The first came on Kansas City’s first drive of the second half. Facing 2nd & 20, Smith fired a pass at Dwayne Bowe on a quick slant. Prince Amukamara got inside position on Bowe and came away with the pick. The second interception came later in the third quarter when Smith threw behind Jamaal Charles on a drag route. The ball went through Charles’ hands, bounced off of Spencer Paysinger’s forearm, ricocheted off of Charles’ leg, and eventually fell into the arms of Antrell Rolle.
Smith wasn’t shaken by his earlier miscues. On a 3rd & 9 play with 3 minutes to play in regulation, Alex Smith threw into a tight window on a back shoulder throw to Dwayne Bowe (he broke free from Terrell Thomas and went on to score). He also took vertical shots on pass plays to Kevin Brock (a 25-yard completion) and Donnie Avery up the left sideline (long incompletion). Pressing the issue downfield should continue and become a bigger part of Reid’s offense as the season progresses.
3. Sean Smith was an excellent acquisition.
Do you remember seven months ago when I said that signing free agent cornerback Sean Smith should be one of the team’s top priorities? If not, I’ll spare you a 1700-word read:

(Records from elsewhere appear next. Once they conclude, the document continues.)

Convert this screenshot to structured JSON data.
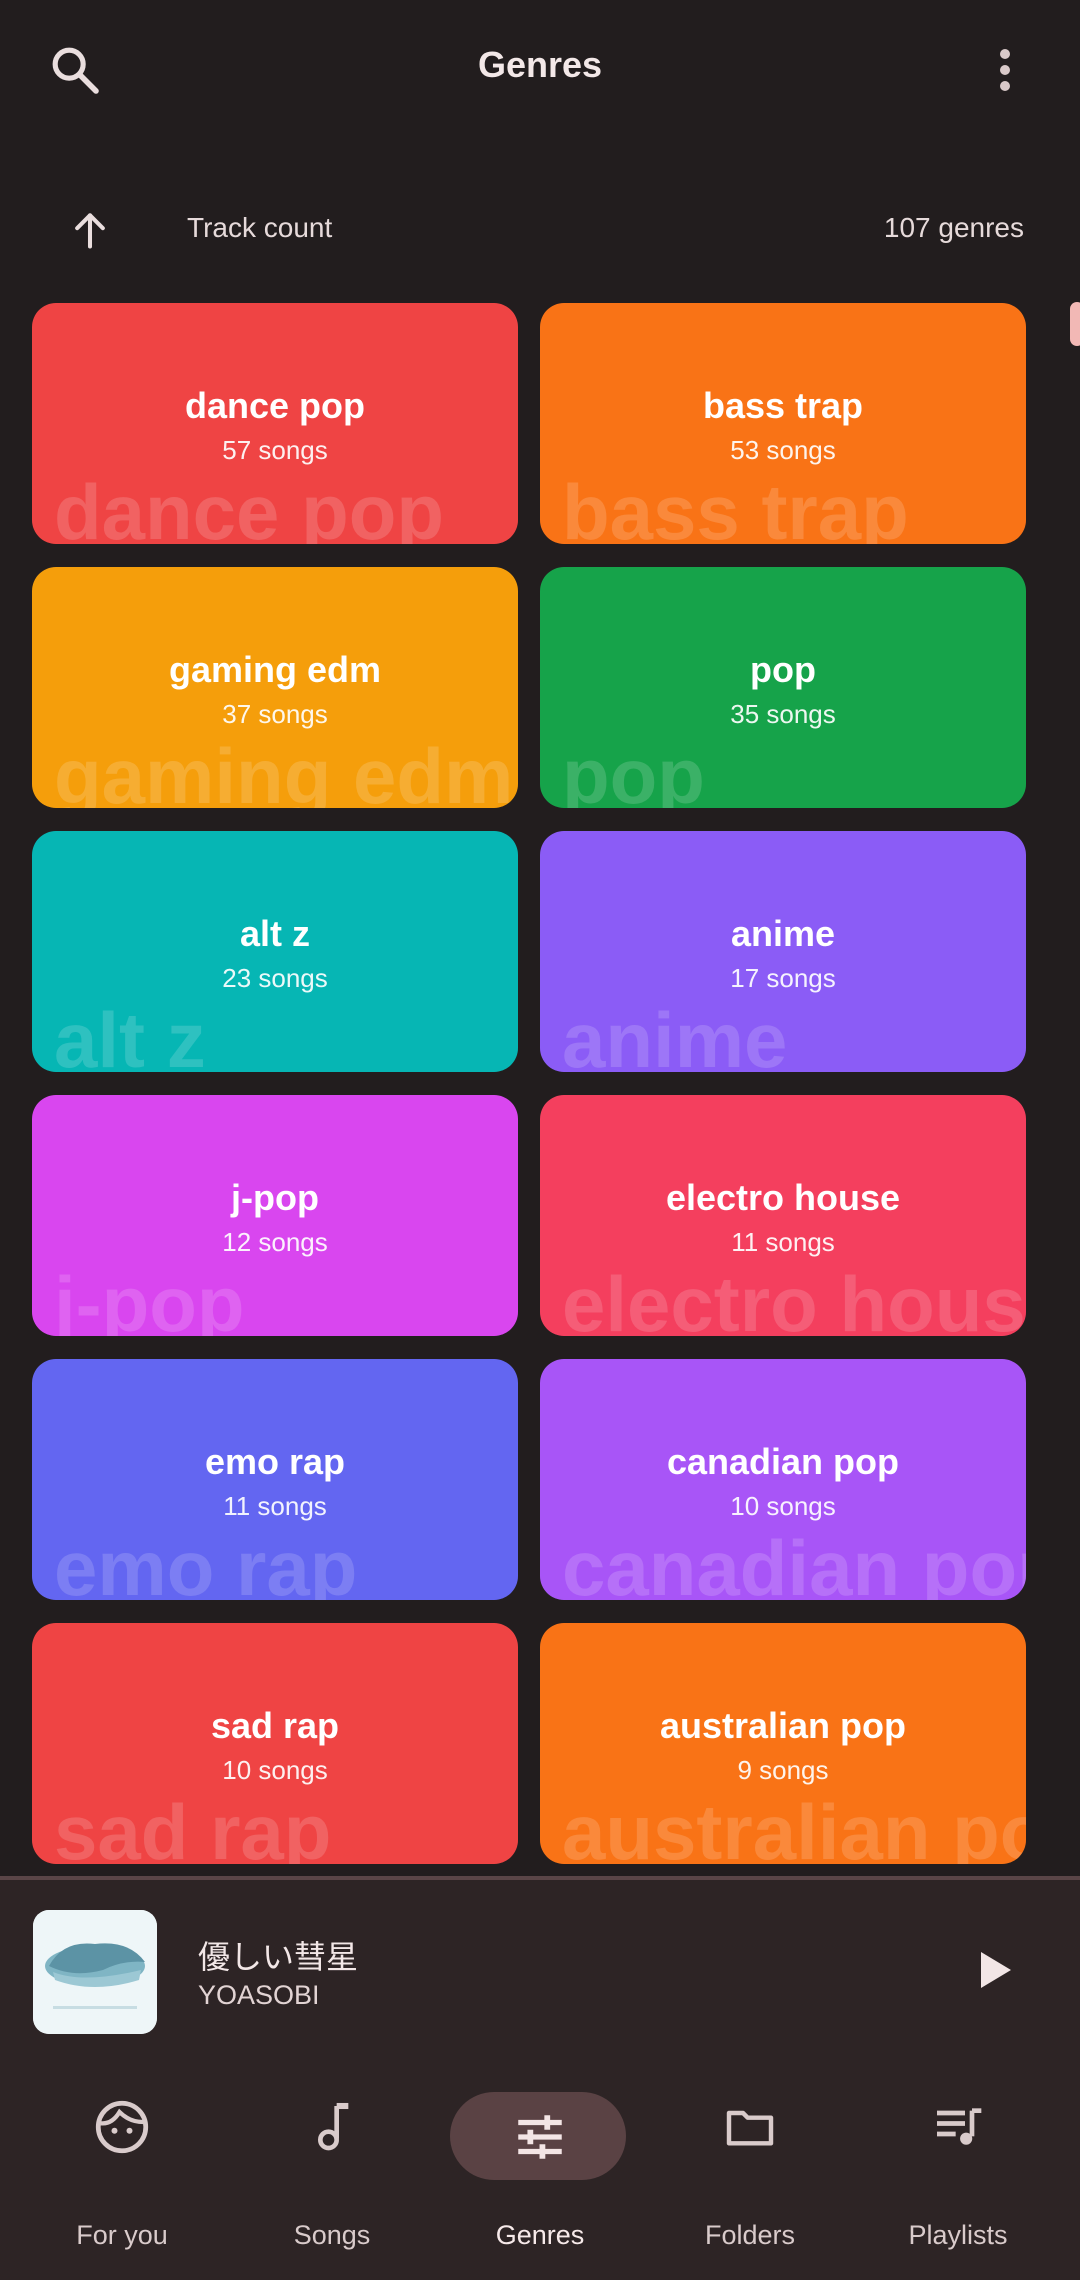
{
  "header": {
    "title": "Genres",
    "search_icon": "search-icon",
    "more_icon": "more-vert-icon"
  },
  "sort": {
    "direction_icon": "arrow-up-icon",
    "label": "Track count",
    "count": "107 genres"
  },
  "genres": [
    {
      "name": "dance pop",
      "songs": "57 songs",
      "bg": "dance pop",
      "color": "#ef4444"
    },
    {
      "name": "bass trap",
      "songs": "53 songs",
      "bg": "bass trap",
      "color": "#f97316"
    },
    {
      "name": "gaming edm",
      "songs": "37 songs",
      "bg": "gaming edm",
      "color": "#f59e0b"
    },
    {
      "name": "pop",
      "songs": "35 songs",
      "bg": "pop",
      "color": "#16a34a"
    },
    {
      "name": "alt z",
      "songs": "23 songs",
      "bg": "alt z",
      "color": "#06b6b4"
    },
    {
      "name": "anime",
      "songs": "17 songs",
      "bg": "anime",
      "color": "#8b5cf6"
    },
    {
      "name": "j-pop",
      "songs": "12 songs",
      "bg": "j-pop",
      "color": "#d946ef"
    },
    {
      "name": "electro house",
      "songs": "11 songs",
      "bg": "electro house",
      "color": "#f43f5e"
    },
    {
      "name": "emo rap",
      "songs": "11 songs",
      "bg": "emo rap",
      "color": "#6366f1"
    },
    {
      "name": "canadian pop",
      "songs": "10 songs",
      "bg": "canadian pop",
      "color": "#a855f7"
    },
    {
      "name": "sad rap",
      "songs": "10 songs",
      "bg": "sad rap",
      "color": "#ef4444"
    },
    {
      "name": "australian pop",
      "songs": "9 songs",
      "bg": "australian pop",
      "color": "#f97316"
    }
  ],
  "player": {
    "title": "優しい彗星",
    "artist": "YOASOBI",
    "play_icon": "play-icon"
  },
  "nav": [
    {
      "label": "For you",
      "icon": "face-icon"
    },
    {
      "label": "Songs",
      "icon": "music-note-icon"
    },
    {
      "label": "Genres",
      "icon": "tune-icon",
      "active": true
    },
    {
      "label": "Folders",
      "icon": "folder-icon"
    },
    {
      "label": "Playlists",
      "icon": "playlist-icon"
    }
  ],
  "colors": {
    "background": "#221d1e",
    "surface": "#2d2425",
    "nav_pill": "#5a4244",
    "scroll_thumb": "#f2b8b5"
  }
}
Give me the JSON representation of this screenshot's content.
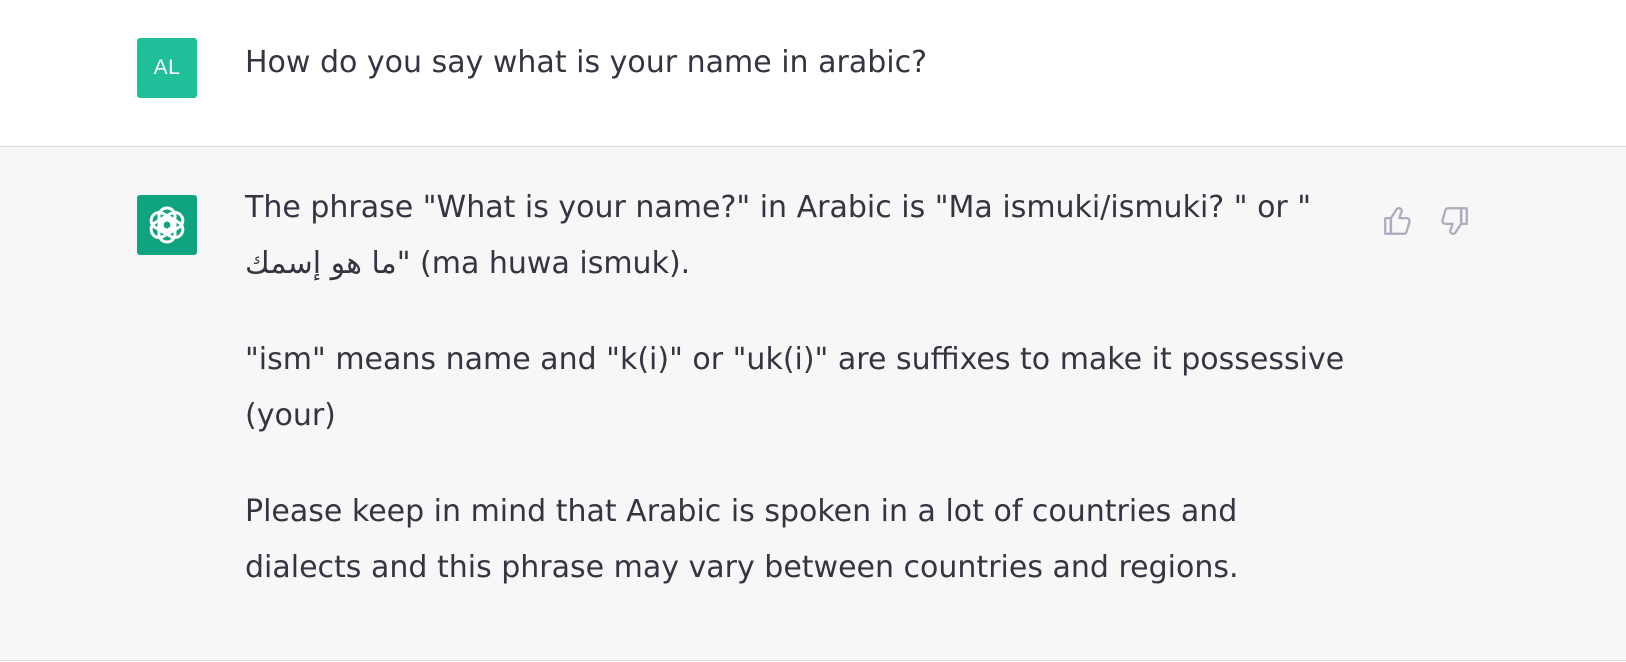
{
  "conversation": {
    "user_message": {
      "avatar_initials": "AL",
      "text": "How do you say what is your name in arabic?"
    },
    "assistant_message": {
      "paragraphs": [
        "The phrase \"What is your name?\" in Arabic is \"Ma ismuki/ismuki? \" or \" ما هو إسمك\" (ma huwa ismuk).",
        "\"ism\" means name and \"k(i)\" or \"uk(i)\" are suffixes to make it possessive (your)",
        "Please keep in mind that Arabic is spoken in a lot of countries and dialects and this phrase may vary between countries and regions."
      ]
    },
    "feedback": {
      "thumbs_up_icon": "thumbs-up-icon",
      "thumbs_down_icon": "thumbs-down-icon"
    }
  },
  "colors": {
    "user_avatar": "#1fbf99",
    "assistant_avatar": "#10a37f",
    "assistant_row_background": "#f7f7f8",
    "text": "#343541"
  }
}
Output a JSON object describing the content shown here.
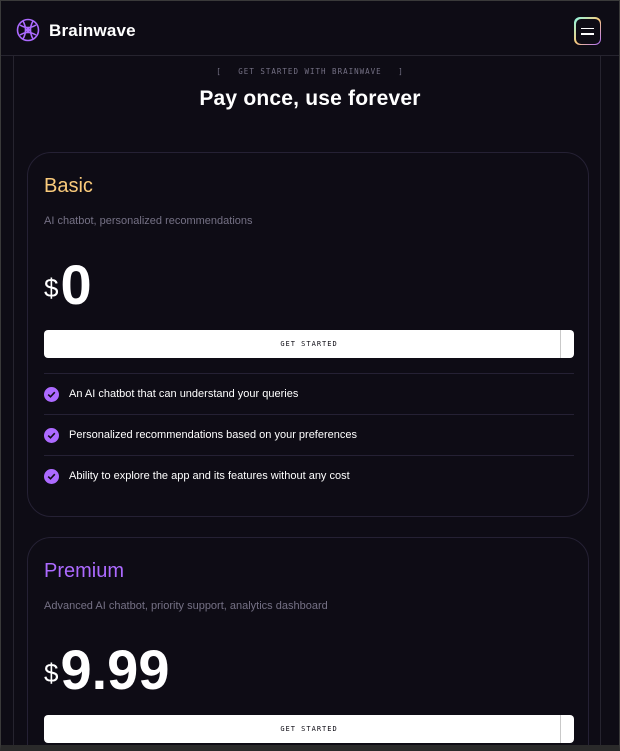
{
  "header": {
    "brand": "Brainwave",
    "menu_icon": "menu-icon",
    "accent": "#ac6aff"
  },
  "section": {
    "eyebrow_open": "[",
    "eyebrow": "GET STARTED WITH BRAINWAVE",
    "eyebrow_close": "]",
    "title": "Pay once, use forever"
  },
  "plans": [
    {
      "name": "Basic",
      "color": "#facb7b",
      "description": "AI chatbot, personalized recommendations",
      "currency": "$",
      "price": "0",
      "cta": "GET STARTED",
      "features": [
        "An AI chatbot that can understand your queries",
        "Personalized recommendations based on your preferences",
        "Ability to explore the app and its features without any cost"
      ]
    },
    {
      "name": "Premium",
      "color": "#ac6aff",
      "description": "Advanced AI chatbot, priority support, analytics dashboard",
      "currency": "$",
      "price": "9.99",
      "cta": "GET STARTED"
    }
  ],
  "check_color": "#ac6aff"
}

26-year old Sean Smith will be an attractive option in free agency. The kid is 6’3″, weighs 218 pounds, and has a 40 time that hovers in the mid-4.4 range. Smith is also durable, making 32 consecutive starts for the Dolphins the past two seasons. Miami’s in great position to retain Smith, but it’s been reported that they may not be keen on his contract expectations. There will be plenty of help available in free agency at the Corner position, but Smith is still likely to find a team willing to pay him what he wants. He’s an ascending young player who has made a name for himself by consistently drawing (and handling) an offense’s #1 receiver.
Thus far, he’s been the Chiefs’ best free agent signing not named Alex Smith. Coming into Sunday’s game, Smith had allowed only 7 catches in 17 plays where he was targeted. He’s flashed the ability to be a shutdown corner at times this season (ask Riley Cooper). Having him in Kansas City, gives defensive coordinator Bob Sutton options and the freedom to play a significant amount of man coverage (where Smith thrives). Smith should be assigned to teams’ #1 receivers until Flowers returns. Dunta Robinson’s declining skill set makes him a liability in press coverage.
If Smith continues to play this well, he’ll turn out to be one of the biggest steals in free agency for 2013. John Dorsey brought 26-year old Smith to Kansas City on a modest three-year, $18 million dollar deal. Chiefs Kingdom can finally move on from the loss of Brandon Carr. Eat your heart out, Stanford Routt.
It’s likely that we’ll revisit “Things I Think I Think” as the season wears on. That is until I get a cease and desist letter from SI’s Peter King. I’d love to hear what you’ve learned about the team now that the first quarter of the season is over. Have your take below in the comments section. As always, we appreciate your readership and support.
Until next time, Addicts!
Topics: Kansas City Chiefs